YOUR ASSIGNMENT: Search the entries below. Return every line that has "title" in it.
[[ SOURCE MATERIAL open ]]
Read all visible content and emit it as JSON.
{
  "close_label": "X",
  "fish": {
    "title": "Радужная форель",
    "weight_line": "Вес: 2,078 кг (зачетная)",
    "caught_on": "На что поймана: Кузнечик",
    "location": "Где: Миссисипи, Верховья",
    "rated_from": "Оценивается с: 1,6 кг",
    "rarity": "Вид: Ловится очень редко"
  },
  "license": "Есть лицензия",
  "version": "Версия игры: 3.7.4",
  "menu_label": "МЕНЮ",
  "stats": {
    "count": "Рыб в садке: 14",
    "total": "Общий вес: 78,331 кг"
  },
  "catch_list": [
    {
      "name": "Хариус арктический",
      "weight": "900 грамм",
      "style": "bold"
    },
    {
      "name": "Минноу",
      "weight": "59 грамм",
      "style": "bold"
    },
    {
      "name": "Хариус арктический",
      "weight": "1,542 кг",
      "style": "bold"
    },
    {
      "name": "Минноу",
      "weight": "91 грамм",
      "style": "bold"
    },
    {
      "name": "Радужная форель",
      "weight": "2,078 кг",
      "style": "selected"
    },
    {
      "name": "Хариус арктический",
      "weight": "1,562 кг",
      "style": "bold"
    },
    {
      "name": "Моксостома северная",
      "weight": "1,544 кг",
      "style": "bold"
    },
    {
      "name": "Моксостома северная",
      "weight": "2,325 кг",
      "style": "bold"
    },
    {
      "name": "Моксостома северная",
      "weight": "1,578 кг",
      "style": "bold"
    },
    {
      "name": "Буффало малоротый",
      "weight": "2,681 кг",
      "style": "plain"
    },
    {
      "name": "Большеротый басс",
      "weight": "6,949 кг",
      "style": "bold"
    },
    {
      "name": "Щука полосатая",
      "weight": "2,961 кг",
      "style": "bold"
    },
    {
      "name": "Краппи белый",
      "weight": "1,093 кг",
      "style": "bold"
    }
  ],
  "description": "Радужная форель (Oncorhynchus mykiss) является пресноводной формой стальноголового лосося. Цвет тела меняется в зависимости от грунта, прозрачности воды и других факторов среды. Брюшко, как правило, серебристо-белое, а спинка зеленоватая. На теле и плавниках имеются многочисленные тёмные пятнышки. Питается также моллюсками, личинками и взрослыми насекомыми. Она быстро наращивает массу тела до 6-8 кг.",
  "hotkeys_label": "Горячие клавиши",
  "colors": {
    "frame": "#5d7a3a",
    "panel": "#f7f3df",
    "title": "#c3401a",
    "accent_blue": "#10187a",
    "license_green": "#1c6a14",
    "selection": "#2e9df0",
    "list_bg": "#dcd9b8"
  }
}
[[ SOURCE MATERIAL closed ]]
RESPONSE BOX:
    "title": "Радужная форель",
    "title": "#c3401a",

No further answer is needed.